- Prompt: The output must reproduce each line of the data word for word.

Data about app and page elements:
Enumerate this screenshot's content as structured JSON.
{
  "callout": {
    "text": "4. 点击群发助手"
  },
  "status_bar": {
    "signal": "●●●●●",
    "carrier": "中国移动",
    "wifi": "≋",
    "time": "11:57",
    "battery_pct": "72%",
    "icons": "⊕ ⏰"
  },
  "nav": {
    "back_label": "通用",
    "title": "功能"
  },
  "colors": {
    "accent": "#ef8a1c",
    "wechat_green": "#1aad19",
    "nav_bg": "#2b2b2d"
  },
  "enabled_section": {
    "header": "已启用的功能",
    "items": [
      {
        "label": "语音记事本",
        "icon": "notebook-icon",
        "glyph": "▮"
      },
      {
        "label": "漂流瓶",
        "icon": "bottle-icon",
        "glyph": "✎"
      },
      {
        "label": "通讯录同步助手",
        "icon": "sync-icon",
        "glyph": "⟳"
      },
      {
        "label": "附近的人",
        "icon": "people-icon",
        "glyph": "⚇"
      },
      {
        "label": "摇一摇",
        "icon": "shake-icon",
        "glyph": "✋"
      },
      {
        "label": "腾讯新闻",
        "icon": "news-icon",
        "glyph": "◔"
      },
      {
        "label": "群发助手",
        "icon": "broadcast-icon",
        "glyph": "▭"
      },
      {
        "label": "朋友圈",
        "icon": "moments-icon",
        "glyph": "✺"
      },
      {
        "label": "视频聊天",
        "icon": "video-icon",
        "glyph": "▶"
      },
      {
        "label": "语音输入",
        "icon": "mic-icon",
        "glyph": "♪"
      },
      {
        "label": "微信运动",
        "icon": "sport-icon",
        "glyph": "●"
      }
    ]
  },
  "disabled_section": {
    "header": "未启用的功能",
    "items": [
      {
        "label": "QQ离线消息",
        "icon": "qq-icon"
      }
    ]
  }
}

- Solution to this exercise:
Enumerate this screenshot's content as structured JSON.
{
  "callout": {
    "text": "4. 点击群发助手"
  },
  "status_bar": {
    "signal": "●●●●●",
    "carrier": "中国移动",
    "wifi": "≋",
    "time": "11:57",
    "battery_pct": "72%",
    "icons": "⊕ ⏰"
  },
  "nav": {
    "back_label": "通用",
    "title": "功能"
  },
  "colors": {
    "accent": "#ef8a1c",
    "wechat_green": "#1aad19",
    "nav_bg": "#2b2b2d"
  },
  "enabled_section": {
    "header": "已启用的功能",
    "items": [
      {
        "label": "语音记事本",
        "icon": "notebook-icon",
        "glyph": "▮"
      },
      {
        "label": "漂流瓶",
        "icon": "bottle-icon",
        "glyph": "✎"
      },
      {
        "label": "通讯录同步助手",
        "icon": "sync-icon",
        "glyph": "⟳"
      },
      {
        "label": "附近的人",
        "icon": "people-icon",
        "glyph": "⚇"
      },
      {
        "label": "摇一摇",
        "icon": "shake-icon",
        "glyph": "✋"
      },
      {
        "label": "腾讯新闻",
        "icon": "news-icon",
        "glyph": "◔"
      },
      {
        "label": "群发助手",
        "icon": "broadcast-icon",
        "glyph": "▭"
      },
      {
        "label": "朋友圈",
        "icon": "moments-icon",
        "glyph": "✺"
      },
      {
        "label": "视频聊天",
        "icon": "video-icon",
        "glyph": "▶"
      },
      {
        "label": "语音输入",
        "icon": "mic-icon",
        "glyph": "♪"
      },
      {
        "label": "微信运动",
        "icon": "sport-icon",
        "glyph": "●"
      }
    ]
  },
  "disabled_section": {
    "header": "未启用的功能",
    "items": [
      {
        "label": "QQ离线消息",
        "icon": "qq-icon"
      }
    ]
  }
}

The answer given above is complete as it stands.